What is not truth? The sky is blue, the tree is green, the dog is barking, sugar is sweet. Even though we live this truth all the time, we don’t know truth because we don’t know ourselves. What is the meaning of “the life?” The life means helping all beings. When they are hungry, give them food. When they are thirsty, give them drink. Whenever you meet suffering beings, only help them. Buddhist teaching shows us how to find the correct way, truth, and correct life and use that to save all beings from suffering.

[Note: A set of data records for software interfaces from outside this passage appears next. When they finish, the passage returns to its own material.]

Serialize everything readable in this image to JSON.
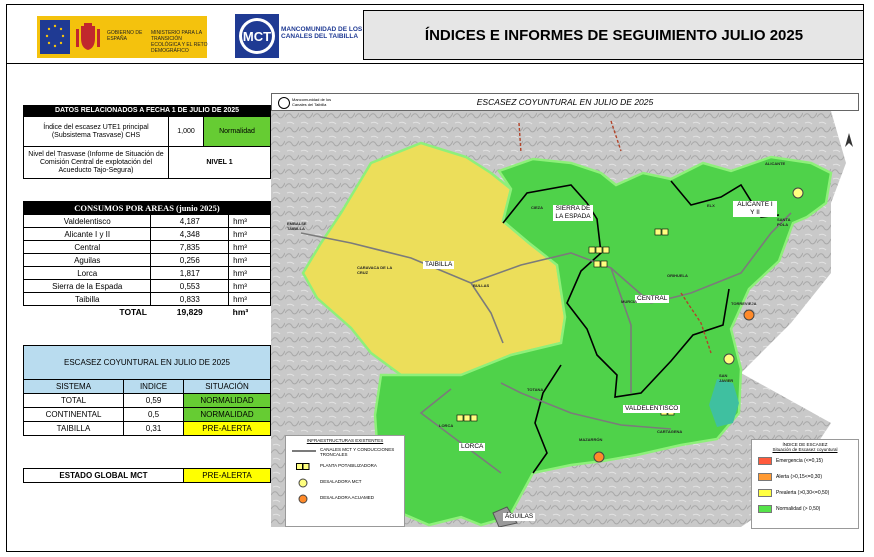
{
  "header": {
    "gov_line1": "GOBIERNO DE ESPAÑA",
    "gov_line2": "MINISTERIO PARA LA TRANSICIÓN ECOLÓGICA Y EL RETO DEMOGRÁFICO",
    "mct_logo_text": "MANCOMUNIDAD DE LOS CANALES DEL TAIBILLA",
    "mct_letters": "MCT",
    "title": "ÍNDICES E INFORMES DE SEGUIMIENTO JULIO 2025"
  },
  "datos": {
    "title": "DATOS RELACIONADOS A FECHA 1 DE JULIO DE 2025",
    "row1_label": "Índice del escasez UTE1 principal (Subsistema Trasvase) CHS",
    "row1_value": "1,000",
    "row1_status": "Normalidad",
    "row2_label": "Nivel del Trasvase (Informe de Situación de Comisión Central de explotación del Acueducto Tajo-Segura)",
    "row2_value": "NIVEL 1"
  },
  "consumos": {
    "title": "CONSUMOS POR AREAS (junio 2025)",
    "unit": "hm³",
    "rows": [
      {
        "area": "Valdelentisco",
        "value": "4,187"
      },
      {
        "area": "Alicante I y II",
        "value": "4,348"
      },
      {
        "area": "Central",
        "value": "7,835"
      },
      {
        "area": "Aguilas",
        "value": "0,256"
      },
      {
        "area": "Lorca",
        "value": "1,817"
      },
      {
        "area": "Sierra de la Espada",
        "value": "0,553"
      },
      {
        "area": "Taibilla",
        "value": "0,833"
      }
    ],
    "total_label": "TOTAL",
    "total_value": "19,829",
    "total_unit": "hm³"
  },
  "escasez": {
    "title": "ESCASEZ COYUNTURAL EN JULIO DE 2025",
    "col_sistema": "SISTEMA",
    "col_indice": "INDICE",
    "col_situacion": "SITUACIÓN",
    "rows": [
      {
        "sistema": "TOTAL",
        "indice": "0,59",
        "situacion": "NORMALIDAD"
      },
      {
        "sistema": "CONTINENTAL",
        "indice": "0,5",
        "situacion": "NORMALIDAD"
      },
      {
        "sistema": "TAIBILLA",
        "indice": "0,31",
        "situacion": "PRE-ALERTA"
      }
    ]
  },
  "global": {
    "label": "ESTADO GLOBAL MCT",
    "value": "PRE-ALERTA"
  },
  "map": {
    "title": "ESCASEZ COYUNTURAL EN JULIO DE 2025",
    "org": "Mancomunidad de los Canales del Taibilla",
    "zones": {
      "taibilla": "TAIBILLA",
      "sierra": "SIERRA DE LA ESPADA",
      "central": "CENTRAL",
      "alicante": "ALICANTE I Y II",
      "lorca": "LORCA",
      "valdelentisco": "VALDELENTISCO",
      "aguilas": "ÁGUILAS"
    },
    "places": {
      "embalse": "EMBALSE TAIBILLA",
      "caravaca": "CARAVACA DE LA CRUZ",
      "bullas": "BULLAS",
      "cieza": "CIEZA",
      "orihuela": "ORIHUELA",
      "murcia": "MURCIA",
      "alicante": "ALICANTE",
      "elx": "ELX",
      "santa_pola": "SANTA POLA",
      "torrevieja": "TORREVIEJA",
      "san_javier": "SAN JAVIER",
      "totana": "TOTANA",
      "lorca": "LORCA",
      "mazarron": "MAZARRÓN",
      "cartagena": "CARTAGENA"
    },
    "legend_infra": {
      "title": "INFRAESTRUCTURAS EXISTENTES",
      "items": [
        {
          "icon": "canal-line-icon",
          "label": "CANALES MCT Y CONDUCCIONES TRONCALES"
        },
        {
          "icon": "potabilizadora-icon",
          "label": "PLANTA POTABILIZADORA"
        },
        {
          "icon": "desaladora-mct-icon",
          "label": "DESALADORA MCT"
        },
        {
          "icon": "desaladora-acuamed-icon",
          "label": "DESALADORA ACUAMED"
        }
      ]
    },
    "legend_idx": {
      "title": "ÍNDICE DE ESCASEZ",
      "subtitle": "Situación de Escasez coyuntural",
      "items": [
        {
          "label": "Emergencia (<=0,15)",
          "color": "#ff5a3c"
        },
        {
          "label": "Alerta (>0,15<=0,30)",
          "color": "#ff9a33"
        },
        {
          "label": "Prealerta (>0,30<=0,50)",
          "color": "#ffff40"
        },
        {
          "label": "Normalidad (> 0,50)",
          "color": "#55e34a"
        }
      ]
    },
    "colors": {
      "taibilla": "#ecde5a",
      "green": "#4fd24a",
      "sea": "#ffffff",
      "terrain": "#c8c8c8"
    }
  }
}
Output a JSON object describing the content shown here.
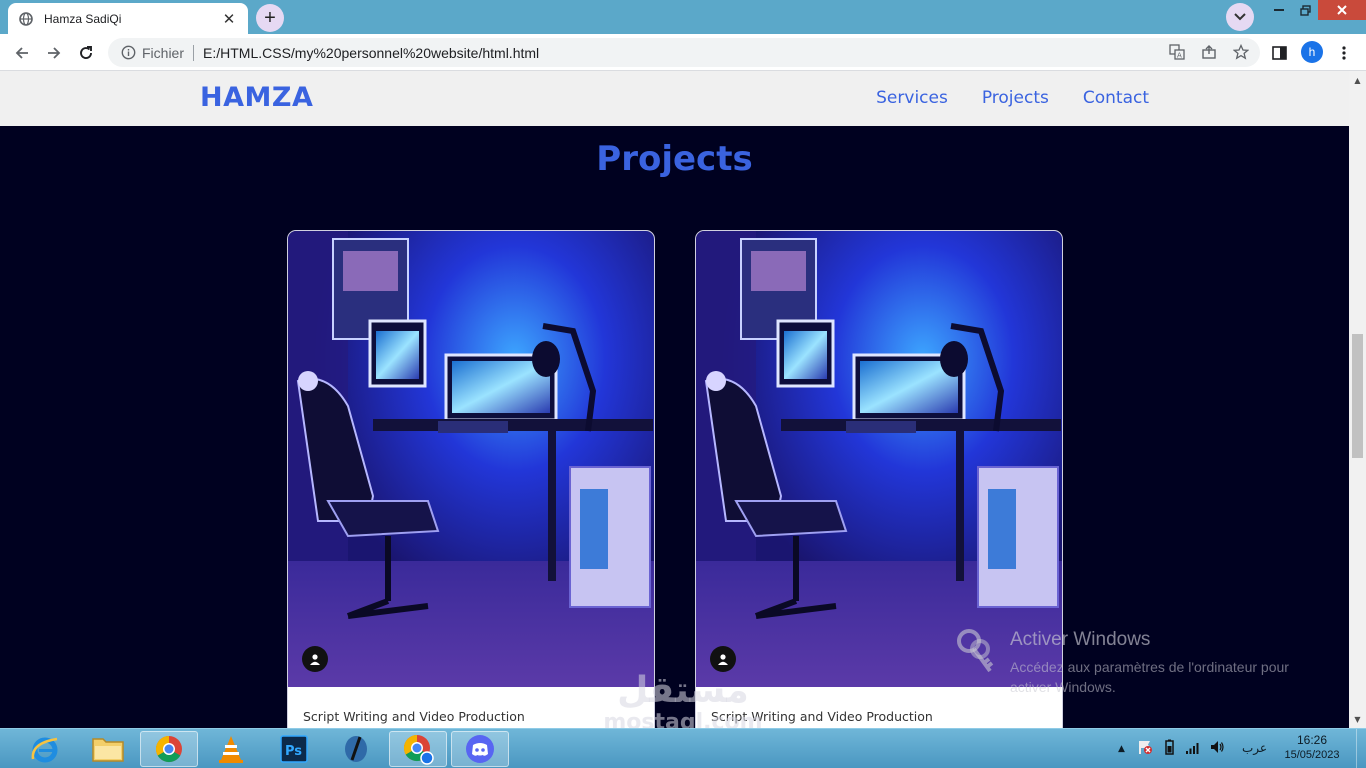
{
  "browser": {
    "tab_title": "Hamza SadiQi",
    "tab_close": "✕",
    "new_tab": "+",
    "address_scheme": "Fichier",
    "address_url": "E:/HTML.CSS/my%20personnel%20website/html.html",
    "profile_initial": "h"
  },
  "site": {
    "logo": "HAMZA",
    "nav": [
      "Services",
      "Projects",
      "Contact"
    ],
    "section_title": "Projects",
    "projects": [
      {
        "caption": "Script Writing and Video Production"
      },
      {
        "caption": "Script Writing and Video Production"
      }
    ]
  },
  "overlay": {
    "activate_title": "Activer Windows",
    "activate_sub": "Accédez aux paramètres de l'ordinateur pour activer Windows.",
    "watermark_ar": "مستقل",
    "watermark_en": "mostaql.com"
  },
  "taskbar": {
    "apps": [
      "internet-explorer",
      "file-explorer",
      "chrome",
      "vlc",
      "photoshop",
      "inkscape",
      "chrome-profile",
      "discord"
    ],
    "language": "عرب",
    "time": "16:26",
    "date": "15/05/2023"
  },
  "colors": {
    "accent": "#3a63e0",
    "page_bg": "#000120",
    "header_bg": "#f0f0f0",
    "tabbar_bg": "#5ba8c9"
  }
}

Our practicing family should all be very clear about this. We should not forget this when we are chanting. At that time we should ask ourselves: “Who is chanting?” When we are bowing we should ask: “Who is bowing? Who is doing these things?”
When the Korean War broke out, there was a widow whose only son had to go to war. Because she was completely devoted to her son, she worried about him all the time: “I have to make sure he gets married; I have to make sure he gets a good house and has nice things; so I must work hard while he is away.” Every day, even though she worked very hard and kept long hours, she never forgot about her son, even in her dreams. When her son comes back, the widow will be very happy.
Just as this widow thinks only of her son, our students should never forget the Buddha’s teaching. They should never forget their direction. As we keep this great question in our everyday lives—this great “don’t know”—we can only look forward to the moment when suddenly it appears and we become clear. Just as this widow always looks forward to the day her son returns, we should always keep our great don’t know mind. Always keep the great question in everything we do, when we chant, when we eat, in everything until the day we attain enlightenment and can save all beings from suffering.